### Required work:
Any picture in the listing is left out of the copy; all else is duplicated exactly.

### Material to process:
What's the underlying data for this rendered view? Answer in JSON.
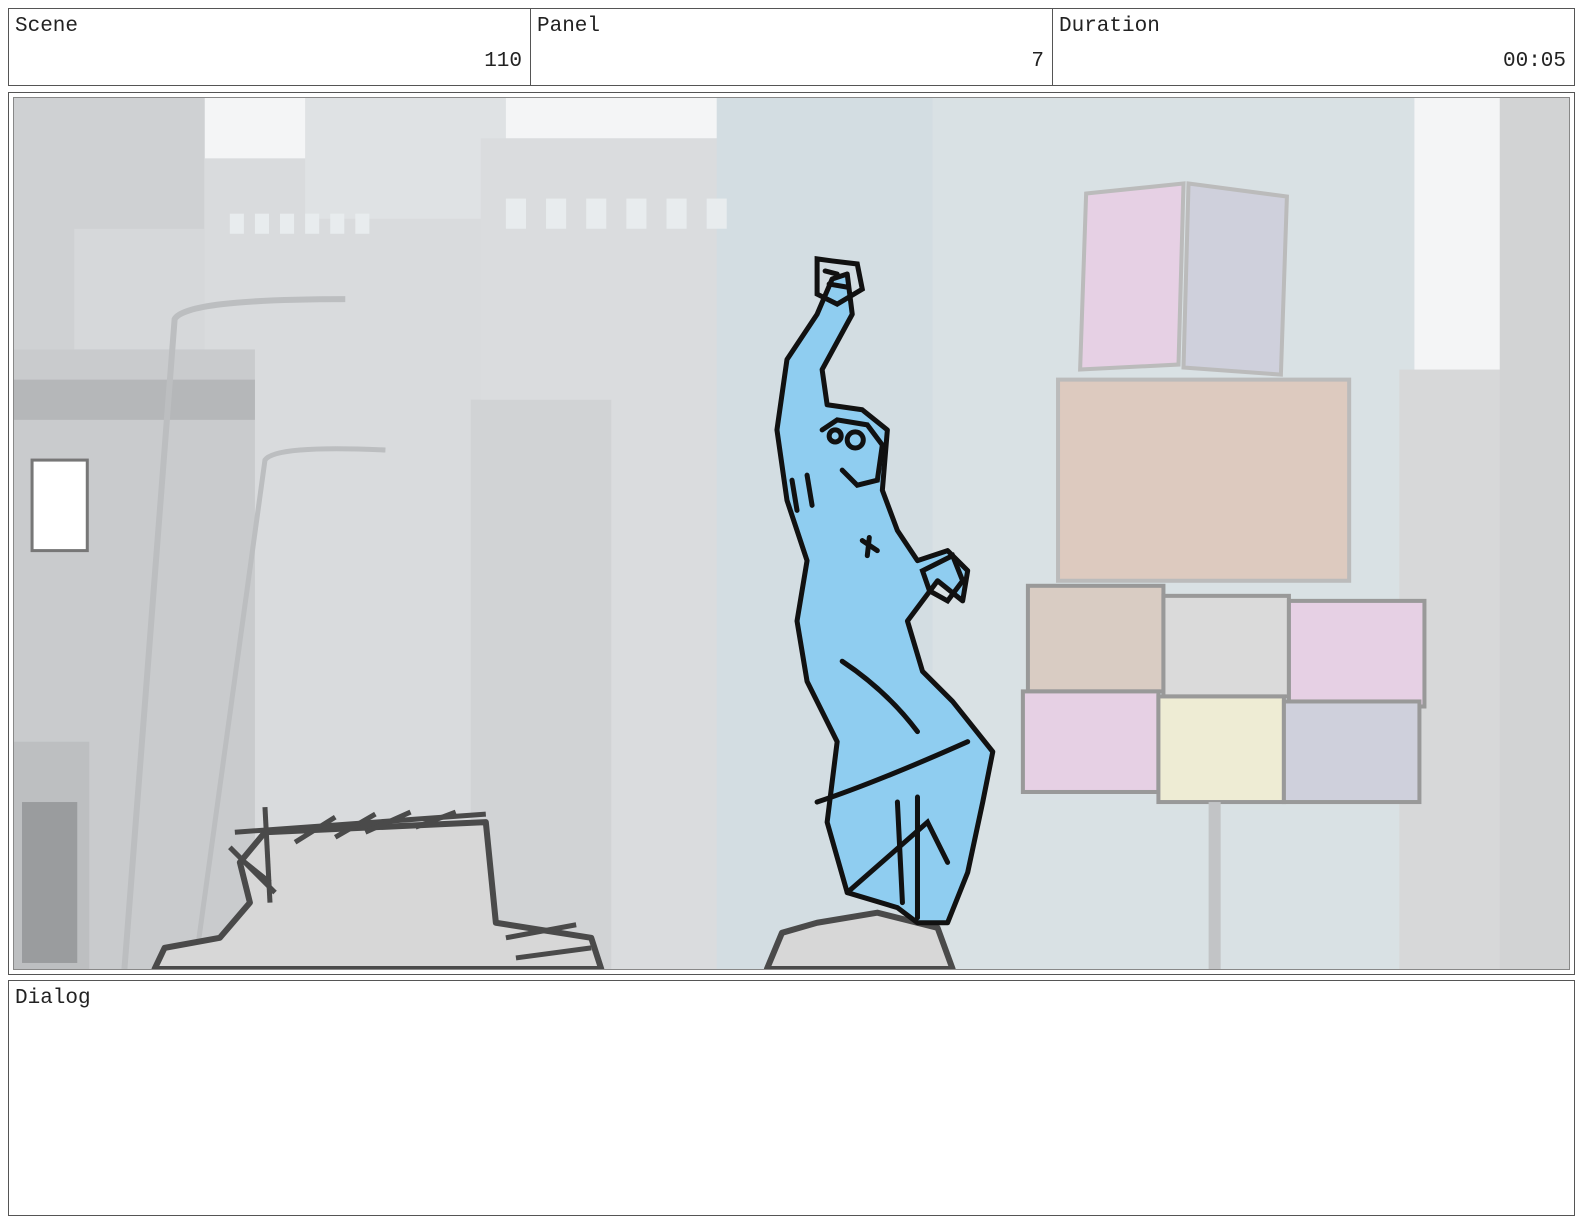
{
  "header": {
    "scene": {
      "label": "Scene",
      "value": "110"
    },
    "panel": {
      "label": "Panel",
      "value": "7"
    },
    "duration": {
      "label": "Duration",
      "value": "00:05"
    }
  },
  "artwork": {
    "description_icon": "storyboard-sketch-image",
    "colors": {
      "character_fill": "#8fcdf0",
      "ink": "#111111",
      "buildings": "#d4d6d8",
      "billboard_pink": "#e6d0e4",
      "billboard_lavender": "#cfd0dc",
      "billboard_tan": "#ddcabf",
      "billboard_cream": "#eeecd4"
    }
  },
  "dialog": {
    "label": "Dialog",
    "text": ""
  }
}
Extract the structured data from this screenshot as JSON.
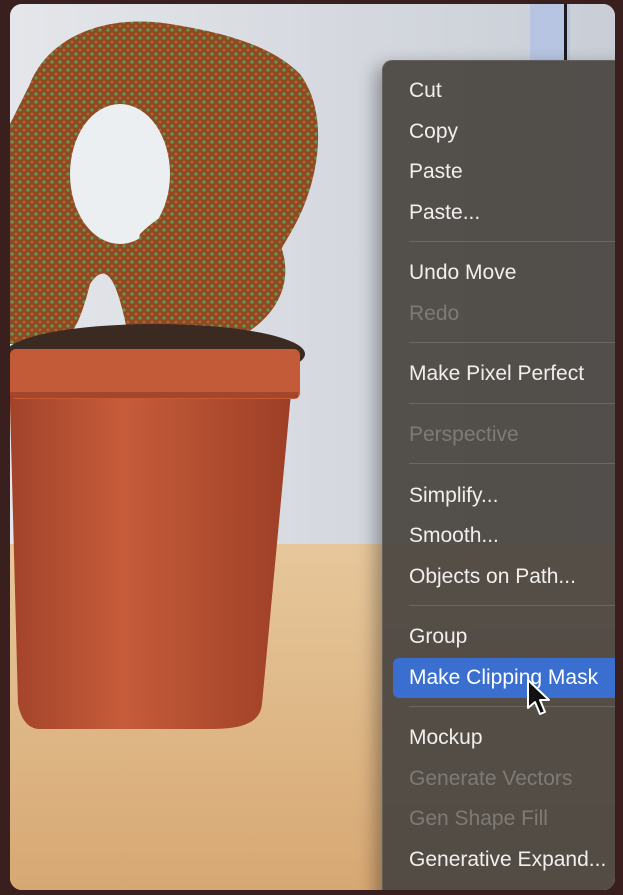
{
  "context_menu": {
    "items": [
      {
        "label": "Cut",
        "enabled": true,
        "highlighted": false
      },
      {
        "label": "Copy",
        "enabled": true,
        "highlighted": false
      },
      {
        "label": "Paste",
        "enabled": true,
        "highlighted": false
      },
      {
        "label": "Paste...",
        "enabled": true,
        "highlighted": false
      },
      {
        "label": "Undo Move",
        "enabled": true,
        "highlighted": false
      },
      {
        "label": "Redo",
        "enabled": false,
        "highlighted": false
      },
      {
        "label": "Make Pixel Perfect",
        "enabled": true,
        "highlighted": false
      },
      {
        "label": "Perspective",
        "enabled": false,
        "highlighted": false
      },
      {
        "label": "Simplify...",
        "enabled": true,
        "highlighted": false
      },
      {
        "label": "Smooth...",
        "enabled": true,
        "highlighted": false
      },
      {
        "label": "Objects on Path...",
        "enabled": true,
        "highlighted": false
      },
      {
        "label": "Group",
        "enabled": true,
        "highlighted": false
      },
      {
        "label": "Make Clipping Mask",
        "enabled": true,
        "highlighted": true
      },
      {
        "label": "Mockup",
        "enabled": true,
        "highlighted": false
      },
      {
        "label": "Generate Vectors",
        "enabled": false,
        "highlighted": false
      },
      {
        "label": "Gen Shape Fill",
        "enabled": false,
        "highlighted": false
      },
      {
        "label": "Generative Expand...",
        "enabled": true,
        "highlighted": false
      }
    ]
  },
  "canvas": {
    "icon": "cactus-photo"
  },
  "colors": {
    "menu_background": "#4a4642",
    "highlight": "#3a6fd0",
    "enabled_text": "#f1efed",
    "disabled_text": "#7e7a76",
    "page_border": "#3a1f1f"
  },
  "cursor": {
    "icon": "arrow-pointer-icon"
  }
}
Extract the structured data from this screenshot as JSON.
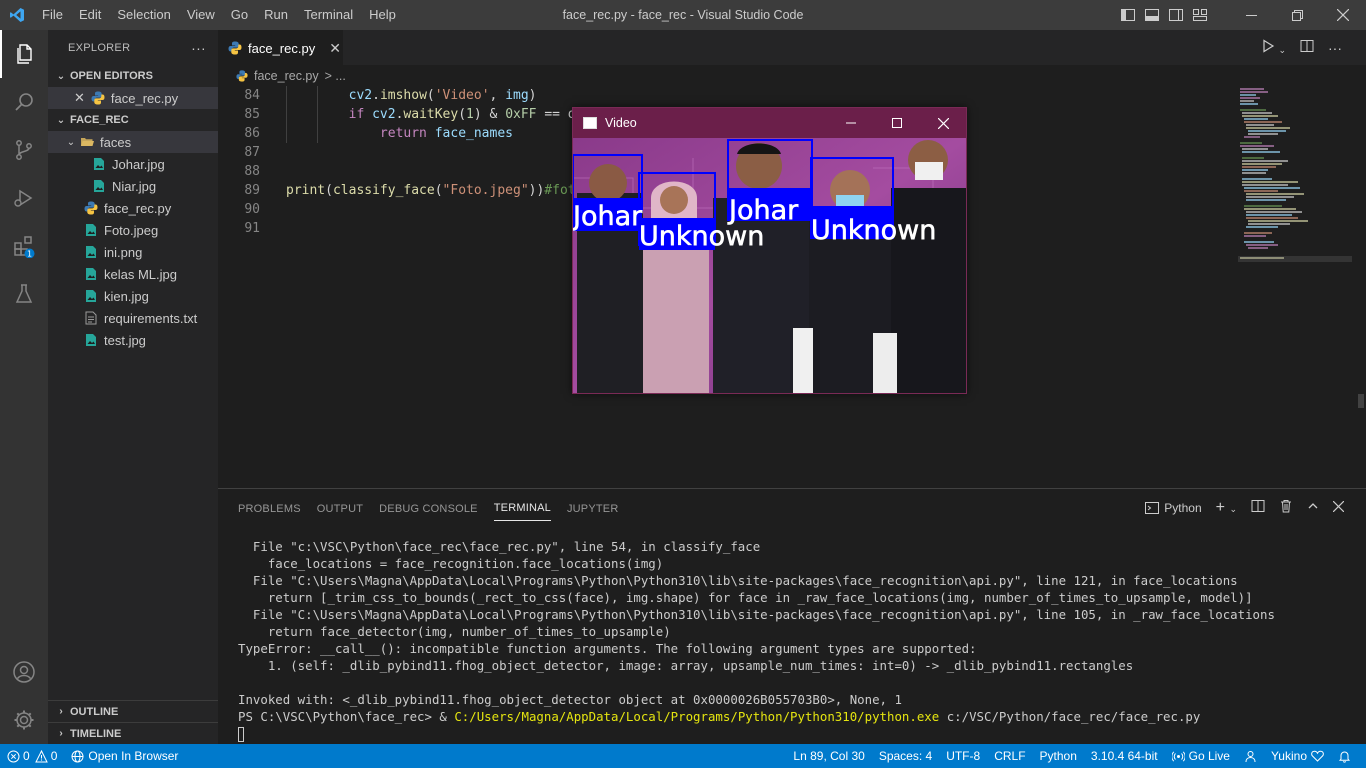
{
  "window_title": "face_rec.py - face_rec - Visual Studio Code",
  "menu": [
    "File",
    "Edit",
    "Selection",
    "View",
    "Go",
    "Run",
    "Terminal",
    "Help"
  ],
  "sidebar": {
    "title": "EXPLORER",
    "more": "···",
    "open_editors_label": "OPEN EDITORS",
    "open_editors": [
      {
        "name": "face_rec.py"
      }
    ],
    "project_label": "FACE_REC",
    "tree": [
      {
        "name": "faces",
        "type": "folder"
      },
      {
        "name": "Johar.jpg",
        "type": "image",
        "indent": 2
      },
      {
        "name": "Niar.jpg",
        "type": "image",
        "indent": 2
      },
      {
        "name": "face_rec.py",
        "type": "python",
        "indent": 1
      },
      {
        "name": "Foto.jpeg",
        "type": "image",
        "indent": 1
      },
      {
        "name": "ini.png",
        "type": "image",
        "indent": 1
      },
      {
        "name": "kelas ML.jpg",
        "type": "image",
        "indent": 1
      },
      {
        "name": "kien.jpg",
        "type": "image",
        "indent": 1
      },
      {
        "name": "requirements.txt",
        "type": "text",
        "indent": 1
      },
      {
        "name": "test.jpg",
        "type": "image",
        "indent": 1
      }
    ],
    "outline_label": "OUTLINE",
    "timeline_label": "TIMELINE"
  },
  "editor": {
    "tab_label": "face_rec.py",
    "breadcrumb_file": "face_rec.py",
    "breadcrumb_sep": "> ...",
    "line_numbers": [
      "84",
      "85",
      "86",
      "87",
      "88",
      "89",
      "90",
      "91"
    ]
  },
  "video_window": {
    "title": "Video",
    "labels": [
      "Johar",
      "Unknown",
      "Johar",
      "Unknown"
    ]
  },
  "panel": {
    "tabs": [
      "PROBLEMS",
      "OUTPUT",
      "DEBUG CONSOLE",
      "TERMINAL",
      "JUPYTER"
    ],
    "active_tab": "TERMINAL",
    "terminal_name": "Python",
    "lines": [
      "  File \"c:\\VSC\\Python\\face_rec\\face_rec.py\", line 54, in classify_face",
      "    face_locations = face_recognition.face_locations(img)",
      "  File \"C:\\Users\\Magna\\AppData\\Local\\Programs\\Python\\Python310\\lib\\site-packages\\face_recognition\\api.py\", line 121, in face_locations",
      "    return [_trim_css_to_bounds(_rect_to_css(face), img.shape) for face in _raw_face_locations(img, number_of_times_to_upsample, model)]",
      "  File \"C:\\Users\\Magna\\AppData\\Local\\Programs\\Python\\Python310\\lib\\site-packages\\face_recognition\\api.py\", line 105, in _raw_face_locations",
      "    return face_detector(img, number_of_times_to_upsample)",
      "TypeError: __call__(): incompatible function arguments. The following argument types are supported:",
      "    1. (self: _dlib_pybind11.fhog_object_detector, image: array, upsample_num_times: int=0) -> _dlib_pybind11.rectangles",
      "",
      "Invoked with: <_dlib_pybind11.fhog_object_detector object at 0x0000026B055703B0>, None, 1"
    ],
    "prompt": "PS C:\\VSC\\Python\\face_rec> & ",
    "command_path": "C:/Users/Magna/AppData/Local/Programs/Python/Python310/python.exe",
    "command_arg": " c:/VSC/Python/face_rec/face_rec.py"
  },
  "status": {
    "errors": "0",
    "warnings": "0",
    "open_browser": "Open In Browser",
    "position": "Ln 89, Col 30",
    "spaces": "Spaces: 4",
    "encoding": "UTF-8",
    "eol": "CRLF",
    "language": "Python",
    "interpreter": "3.10.4 64-bit",
    "go_live": "Go Live",
    "user": "Yukino"
  },
  "colors": {
    "accent": "#007acc",
    "titlebar": "#3c3c3c",
    "video_titlebar": "#6b1f4a",
    "detection_box": "#0000ff"
  }
}
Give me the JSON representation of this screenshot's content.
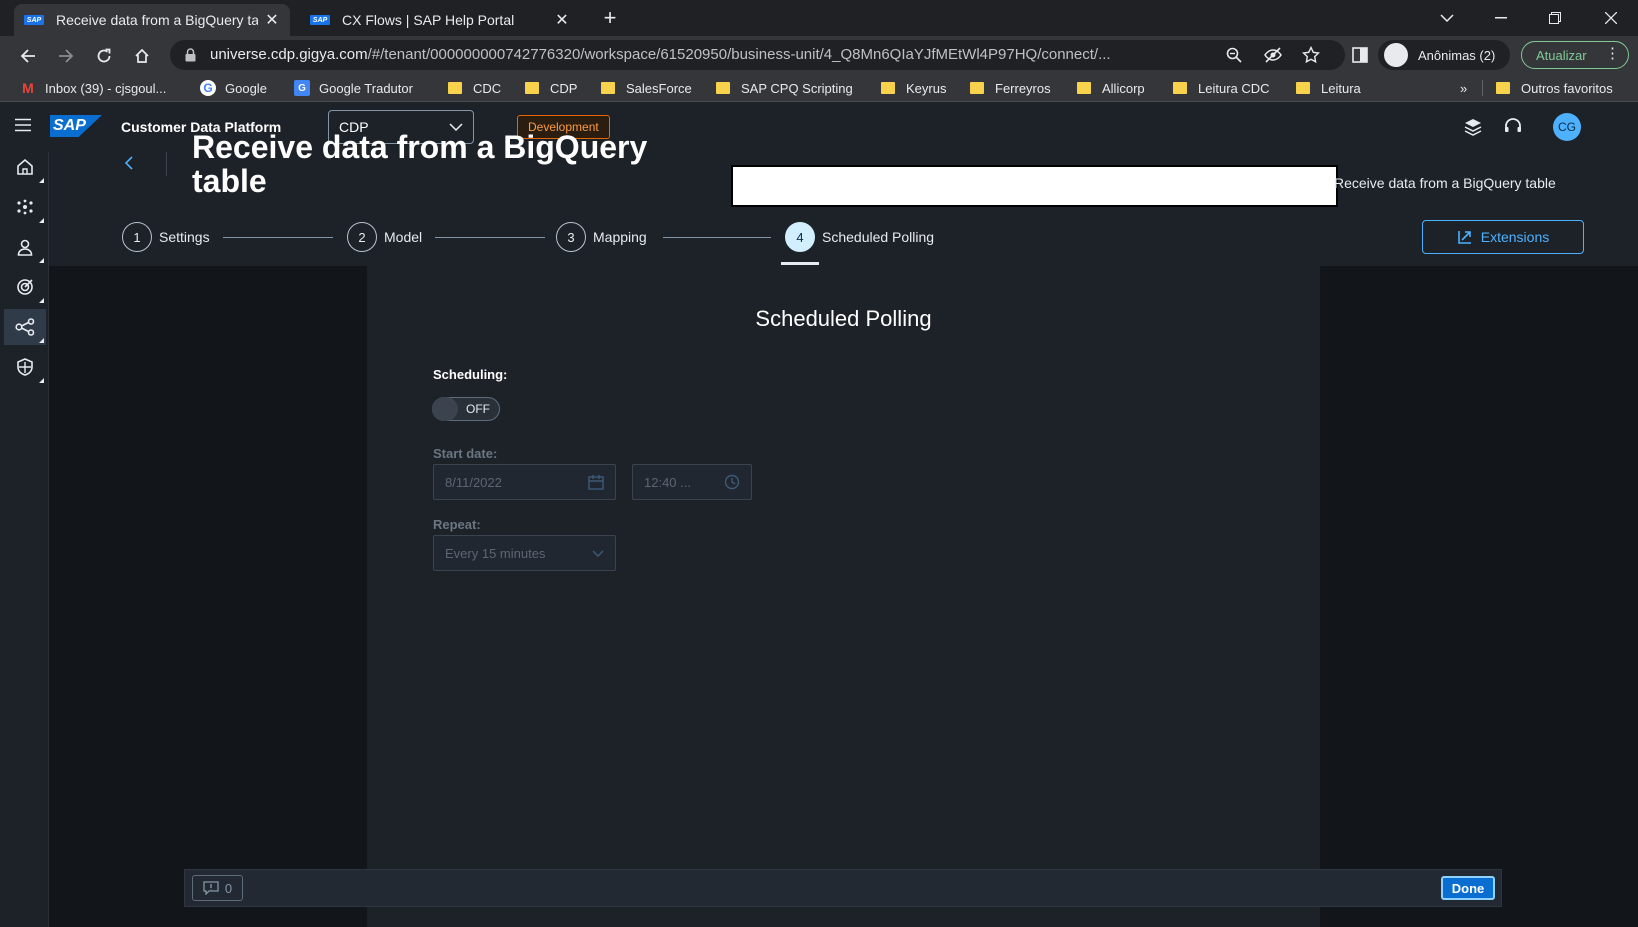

### Exercise answer:
What's the underlying data for this rendered view? Answer in JSON.
{
  "header": {
    "scene": {
      "label": "Scene",
      "value": "110"
    },
    "panel": {
      "label": "Panel",
      "value": "7"
    },
    "duration": {
      "label": "Duration",
      "value": "00:05"
    }
  },
  "artwork": {
    "description_icon": "storyboard-sketch-image",
    "colors": {
      "character_fill": "#8fcdf0",
      "ink": "#111111",
      "buildings": "#d4d6d8",
      "billboard_pink": "#e6d0e4",
      "billboard_lavender": "#cfd0dc",
      "billboard_tan": "#ddcabf",
      "billboard_cream": "#eeecd4"
    }
  },
  "dialog": {
    "label": "Dialog",
    "text": ""
  }
}
Extract the structured data from this screenshot as JSON.
{
  "context_menu": {
    "items": [
      {
        "label": "Cut",
        "enabled": true,
        "highlighted": false
      },
      {
        "label": "Copy",
        "enabled": true,
        "highlighted": false
      },
      {
        "label": "Paste",
        "enabled": true,
        "highlighted": false
      },
      {
        "label": "Paste...",
        "enabled": true,
        "highlighted": false
      },
      {
        "label": "Undo Move",
        "enabled": true,
        "highlighted": false
      },
      {
        "label": "Redo",
        "enabled": false,
        "highlighted": false
      },
      {
        "label": "Make Pixel Perfect",
        "enabled": true,
        "highlighted": false
      },
      {
        "label": "Perspective",
        "enabled": false,
        "highlighted": false
      },
      {
        "label": "Simplify...",
        "enabled": true,
        "highlighted": false
      },
      {
        "label": "Smooth...",
        "enabled": true,
        "highlighted": false
      },
      {
        "label": "Objects on Path...",
        "enabled": true,
        "highlighted": false
      },
      {
        "label": "Group",
        "enabled": true,
        "highlighted": false
      },
      {
        "label": "Make Clipping Mask",
        "enabled": true,
        "highlighted": true
      },
      {
        "label": "Mockup",
        "enabled": true,
        "highlighted": false
      },
      {
        "label": "Generate Vectors",
        "enabled": false,
        "highlighted": false
      },
      {
        "label": "Gen Shape Fill",
        "enabled": false,
        "highlighted": false
      },
      {
        "label": "Generative Expand...",
        "enabled": true,
        "highlighted": false
      }
    ]
  },
  "canvas": {
    "icon": "cactus-photo"
  },
  "colors": {
    "menu_background": "#4a4642",
    "highlight": "#3a6fd0",
    "enabled_text": "#f1efed",
    "disabled_text": "#7e7a76",
    "page_border": "#3a1f1f"
  },
  "cursor": {
    "icon": "arrow-pointer-icon"
  }
}
Extract the structured data from this screenshot as JSON.
{
  "window_title": "face_rec.py - face_rec - Visual Studio Code",
  "menu": [
    "File",
    "Edit",
    "Selection",
    "View",
    "Go",
    "Run",
    "Terminal",
    "Help"
  ],
  "sidebar": {
    "title": "EXPLORER",
    "more": "···",
    "open_editors_label": "OPEN EDITORS",
    "open_editors": [
      {
        "name": "face_rec.py"
      }
    ],
    "project_label": "FACE_REC",
    "tree": [
      {
        "name": "faces",
        "type": "folder"
      },
      {
        "name": "Johar.jpg",
        "type": "image",
        "indent": 2
      },
      {
        "name": "Niar.jpg",
        "type": "image",
        "indent": 2
      },
      {
        "name": "face_rec.py",
        "type": "python",
        "indent": 1
      },
      {
        "name": "Foto.jpeg",
        "type": "image",
        "indent": 1
      },
      {
        "name": "ini.png",
        "type": "image",
        "indent": 1
      },
      {
        "name": "kelas ML.jpg",
        "type": "image",
        "indent": 1
      },
      {
        "name": "kien.jpg",
        "type": "image",
        "indent": 1
      },
      {
        "name": "requirements.txt",
        "type": "text",
        "indent": 1
      },
      {
        "name": "test.jpg",
        "type": "image",
        "indent": 1
      }
    ],
    "outline_label": "OUTLINE",
    "timeline_label": "TIMELINE"
  },
  "editor": {
    "tab_label": "face_rec.py",
    "breadcrumb_file": "face_rec.py",
    "breadcrumb_sep": "> ...",
    "line_numbers": [
      "84",
      "85",
      "86",
      "87",
      "88",
      "89",
      "90",
      "91"
    ]
  },
  "video_window": {
    "title": "Video",
    "labels": [
      "Johar",
      "Unknown",
      "Johar",
      "Unknown"
    ]
  },
  "panel": {
    "tabs": [
      "PROBLEMS",
      "OUTPUT",
      "DEBUG CONSOLE",
      "TERMINAL",
      "JUPYTER"
    ],
    "active_tab": "TERMINAL",
    "terminal_name": "Python",
    "lines": [
      "  File \"c:\\VSC\\Python\\face_rec\\face_rec.py\", line 54, in classify_face",
      "    face_locations = face_recognition.face_locations(img)",
      "  File \"C:\\Users\\Magna\\AppData\\Local\\Programs\\Python\\Python310\\lib\\site-packages\\face_recognition\\api.py\", line 121, in face_locations",
      "    return [_trim_css_to_bounds(_rect_to_css(face), img.shape) for face in _raw_face_locations(img, number_of_times_to_upsample, model)]",
      "  File \"C:\\Users\\Magna\\AppData\\Local\\Programs\\Python\\Python310\\lib\\site-packages\\face_recognition\\api.py\", line 105, in _raw_face_locations",
      "    return face_detector(img, number_of_times_to_upsample)",
      "TypeError: __call__(): incompatible function arguments. The following argument types are supported:",
      "    1. (self: _dlib_pybind11.fhog_object_detector, image: array, upsample_num_times: int=0) -> _dlib_pybind11.rectangles",
      "",
      "Invoked with: <_dlib_pybind11.fhog_object_detector object at 0x0000026B055703B0>, None, 1"
    ],
    "prompt": "PS C:\\VSC\\Python\\face_rec> & ",
    "command_path": "C:/Users/Magna/AppData/Local/Programs/Python/Python310/python.exe",
    "command_arg": " c:/VSC/Python/face_rec/face_rec.py"
  },
  "status": {
    "errors": "0",
    "warnings": "0",
    "open_browser": "Open In Browser",
    "position": "Ln 89, Col 30",
    "spaces": "Spaces: 4",
    "encoding": "UTF-8",
    "eol": "CRLF",
    "language": "Python",
    "interpreter": "3.10.4 64-bit",
    "go_live": "Go Live",
    "user": "Yukino"
  },
  "colors": {
    "accent": "#007acc",
    "titlebar": "#3c3c3c",
    "video_titlebar": "#6b1f4a",
    "detection_box": "#0000ff"
  }
}
Give me the JSON representation of this screenshot's content.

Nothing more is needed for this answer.